Respect for patient autonomy means ensuring that AI supports, rather than undermines, patients’ right to make decisions about their care. It’s about using AI to empower patients, not dictate their care.

Ensuring Accessible and User-friendly AI Solutions

Lastly, to harness the potential of AI in end-of-life care, we must ensure that AI solutions are accessible and user-friendly. This means developing AI tools that are easy to use, even for those with limited tech-savvy. It means providing training and support to healthcare providers and patients on how to use AI tools effectively.

Moreover, accessibility means ensuring that AI solutions are affordable and available to all, regardless of socioeconomic status. It means addressing digital divides that could prevent certain groups from benefiting from AI-enhanced care.

Furthermore, user-friendly AI solutions should be designed with the user’s needs and preferences in mind. They should be adaptable, allowing for customization based on the user’s individual circumstances and care preferences.

While the integration of AI into end-of-life care presents challenges, it also offers significant potential. By fostering collaboration, implementing AI ethics guidelines, and ensuring accessible and user-friendly AI solutions, we can harness the power of AI to enhance end-of-life care, making it more personalized, efficient, and compassionate.


What is AI and how is it used in end-of-life care?

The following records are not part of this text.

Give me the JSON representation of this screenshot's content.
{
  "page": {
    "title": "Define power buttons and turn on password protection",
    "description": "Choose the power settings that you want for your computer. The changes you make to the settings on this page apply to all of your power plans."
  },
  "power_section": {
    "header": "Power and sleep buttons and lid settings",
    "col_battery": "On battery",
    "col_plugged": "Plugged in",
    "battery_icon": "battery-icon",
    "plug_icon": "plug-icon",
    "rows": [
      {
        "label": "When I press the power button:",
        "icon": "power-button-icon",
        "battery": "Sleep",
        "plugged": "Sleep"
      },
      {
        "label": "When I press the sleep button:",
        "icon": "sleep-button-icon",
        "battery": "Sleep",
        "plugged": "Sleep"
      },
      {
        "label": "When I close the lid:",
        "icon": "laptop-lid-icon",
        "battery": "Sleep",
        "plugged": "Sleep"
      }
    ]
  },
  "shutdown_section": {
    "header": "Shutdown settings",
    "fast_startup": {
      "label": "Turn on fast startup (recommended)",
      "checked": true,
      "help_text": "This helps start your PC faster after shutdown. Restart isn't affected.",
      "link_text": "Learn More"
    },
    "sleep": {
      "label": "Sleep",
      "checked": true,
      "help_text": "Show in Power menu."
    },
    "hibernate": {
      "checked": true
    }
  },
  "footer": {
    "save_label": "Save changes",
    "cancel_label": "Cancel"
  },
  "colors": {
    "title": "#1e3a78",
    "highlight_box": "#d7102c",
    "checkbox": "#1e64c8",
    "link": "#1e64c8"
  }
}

Artificial intelligence (AI) refers to the capability of machines or software to mimic human intelligence. In end-of-life care, AI can be used in several ways, such as predicting disease trajectories, streamlining administrative tasks, assisting with decision-making, and facilitating telehealth services. However, AI should complement, not replace, the human touch that is so essential in end-of-life care.

How can AI help with end-of-life planning?

AI can facilitate end-of-life planning by providing data-driven insights to guide decision-making. It can analyze complex medical data, suggest personalized care plans, and facilitate advanced care planning conversations. AI can also connect patients with necessary resources and support, simplifying the end-of-life planning process.

What are the risks of using AI in end-of-life care?

While AI offers significant potential, it also poses risks. The most significant risk is the potential for impersonal and inadequate care. AI cannot replace the empathy, compassion, and understanding that characterize high-quality end-of-life care. Other risks include ethical concerns, such as undermining patient autonomy and lack of transparency, and data privacy and security concerns.

How can we mitigate the risks of using AI in end-of-life care?

To mitigate these risks, collaboration between AI developers, healthcare providers, and government is crucial. Implementing comprehensive AI ethics guidelines can address ethical concerns, and robust data privacy and security measures can protect patient data. Ensuring that AI tools are accessible and user-friendly can also mitigate the risk of impersonal care.



Upcoming Article

Related Videos

Related Podcast

Be the first to know

Post a Comment


Leave a Reply

Unleash Your Business's Potential with Cutting-Edge AI Solutions

With AI at the forefront of innovation, it’s time to tap into the power of artificial intelligence and unlock the full potential of your business. Our platform offers a range of AI solutions that can help you stay ahead of the curve and achieve new levels of success.

More Articles
like this

  • All Post
  • Articles

When The Content Is Ready, It Will Be Delivered To Your Inbox